Task to carry out
For each line below that contains the word "title", make a copy.

Input data

■ ■ ■ ■ ■

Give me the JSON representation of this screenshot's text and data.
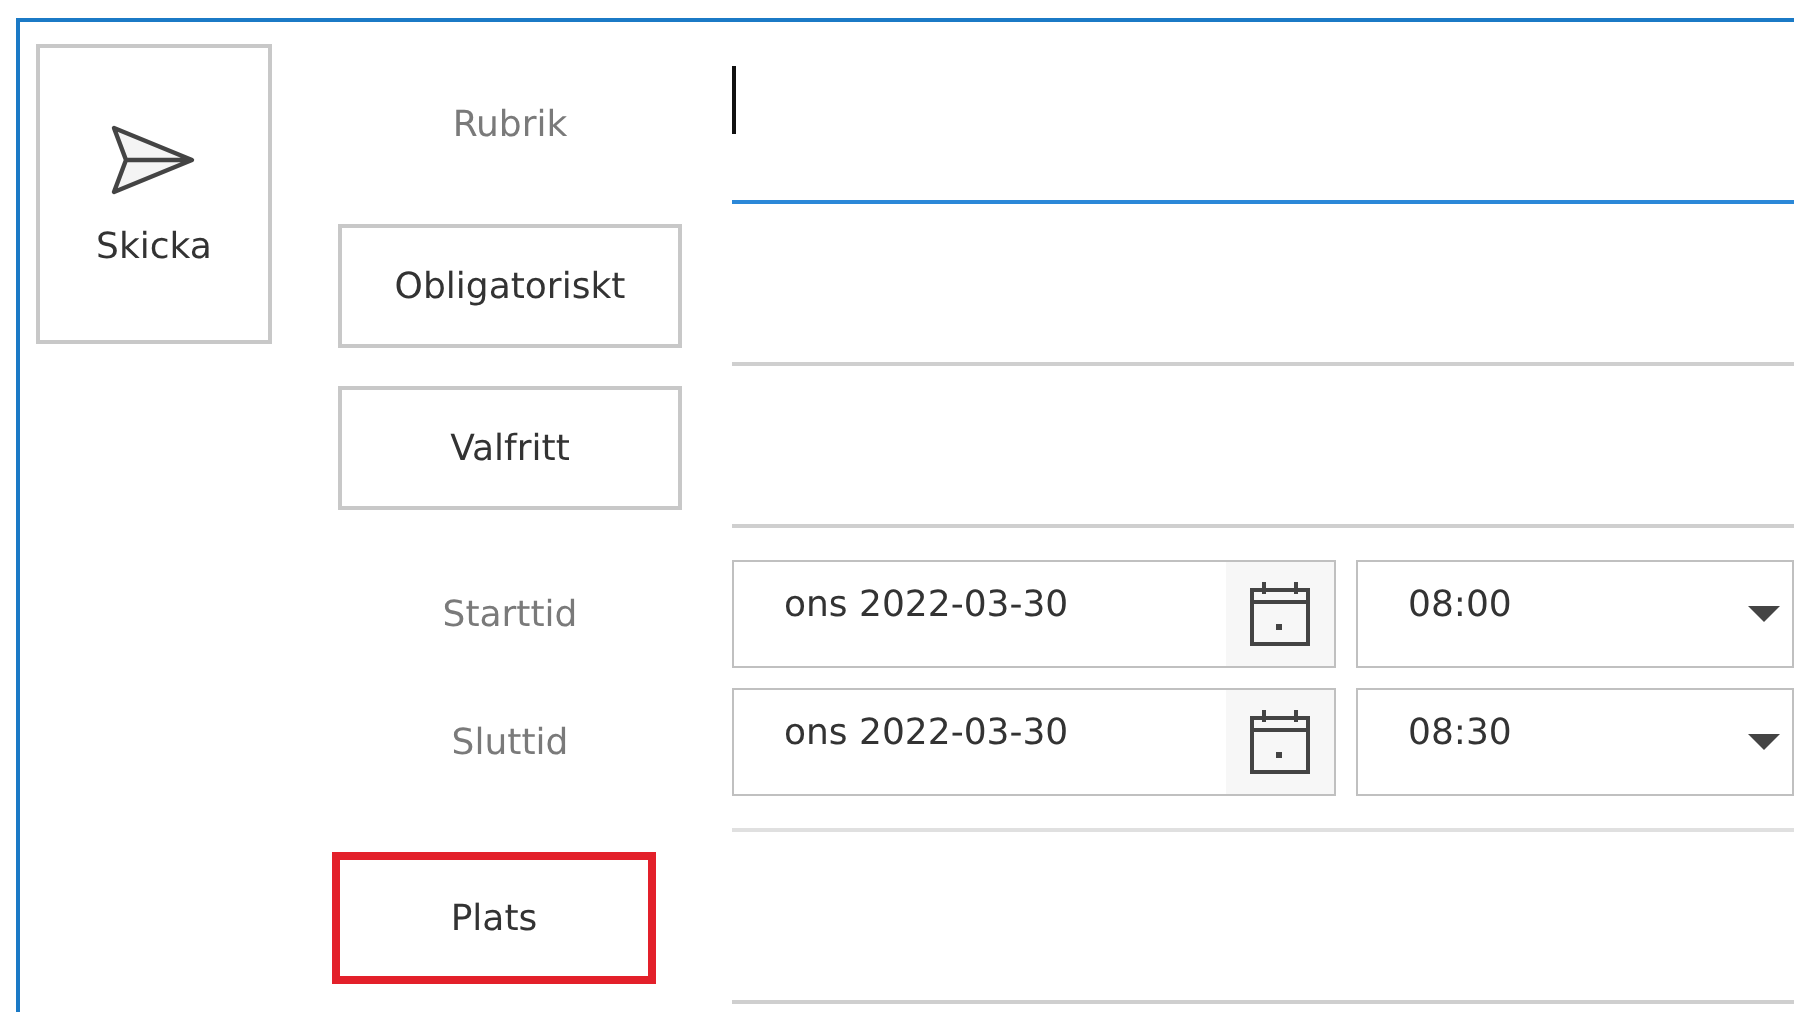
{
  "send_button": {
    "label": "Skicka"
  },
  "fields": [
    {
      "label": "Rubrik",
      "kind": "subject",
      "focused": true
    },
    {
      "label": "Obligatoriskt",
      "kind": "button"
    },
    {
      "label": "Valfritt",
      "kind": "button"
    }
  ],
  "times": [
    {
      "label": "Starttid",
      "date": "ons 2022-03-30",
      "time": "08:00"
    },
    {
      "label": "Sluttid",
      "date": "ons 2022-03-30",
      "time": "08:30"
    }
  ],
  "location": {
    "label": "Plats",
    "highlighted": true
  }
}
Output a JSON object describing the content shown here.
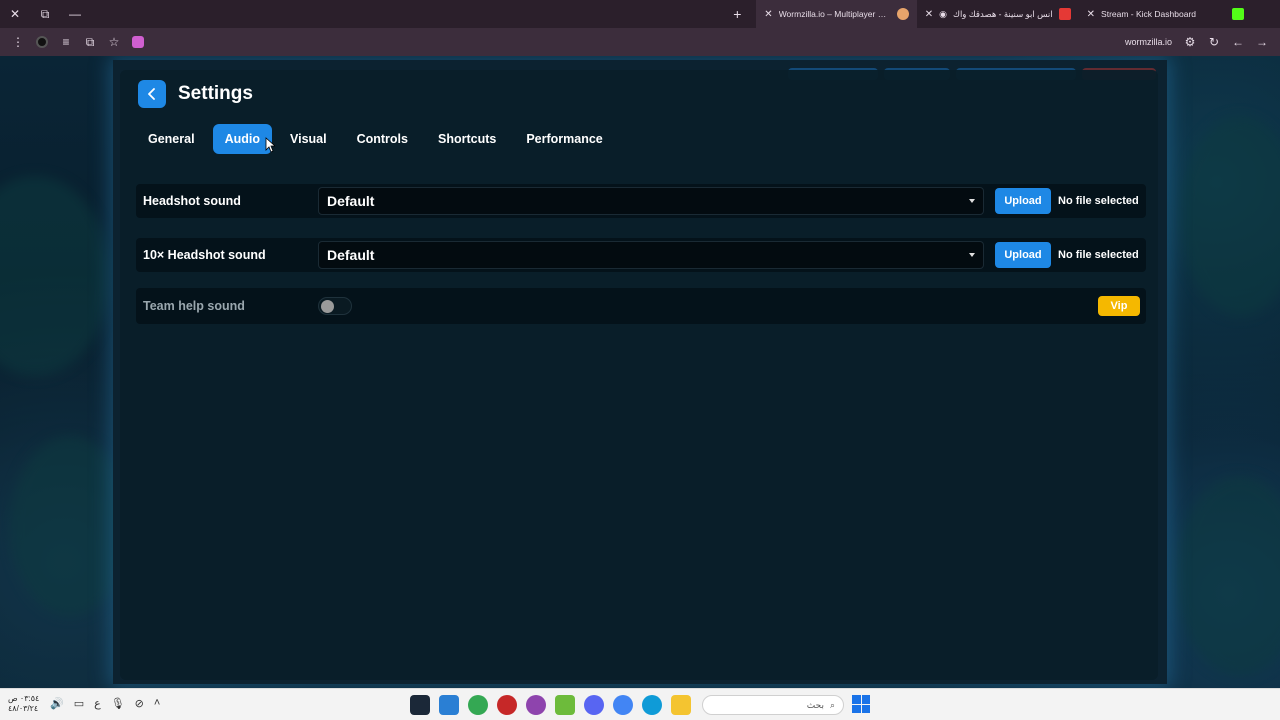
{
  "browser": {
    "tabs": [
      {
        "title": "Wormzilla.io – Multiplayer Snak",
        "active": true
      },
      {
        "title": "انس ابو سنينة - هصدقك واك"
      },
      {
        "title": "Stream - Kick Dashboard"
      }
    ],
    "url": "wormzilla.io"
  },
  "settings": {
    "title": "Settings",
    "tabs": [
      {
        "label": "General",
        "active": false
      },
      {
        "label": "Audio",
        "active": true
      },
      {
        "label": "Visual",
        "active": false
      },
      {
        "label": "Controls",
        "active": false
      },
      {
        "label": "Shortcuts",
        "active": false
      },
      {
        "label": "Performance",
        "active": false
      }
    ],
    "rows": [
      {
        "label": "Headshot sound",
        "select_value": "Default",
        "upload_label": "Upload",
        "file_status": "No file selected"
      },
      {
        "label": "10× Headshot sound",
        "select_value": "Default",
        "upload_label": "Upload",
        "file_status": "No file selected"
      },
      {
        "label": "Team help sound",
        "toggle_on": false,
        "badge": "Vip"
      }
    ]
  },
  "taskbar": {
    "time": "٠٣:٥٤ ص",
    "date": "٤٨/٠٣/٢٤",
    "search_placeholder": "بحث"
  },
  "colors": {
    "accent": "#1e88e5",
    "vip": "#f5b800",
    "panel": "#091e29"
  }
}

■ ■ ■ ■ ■

Answer to this exercise
        "title": "Wormzilla.io – Multiplayer Snak",
        "title": "انس ابو سنينة - هصدقك واك"
        "title": "Stream - Kick Dashboard"
    "title": "Settings",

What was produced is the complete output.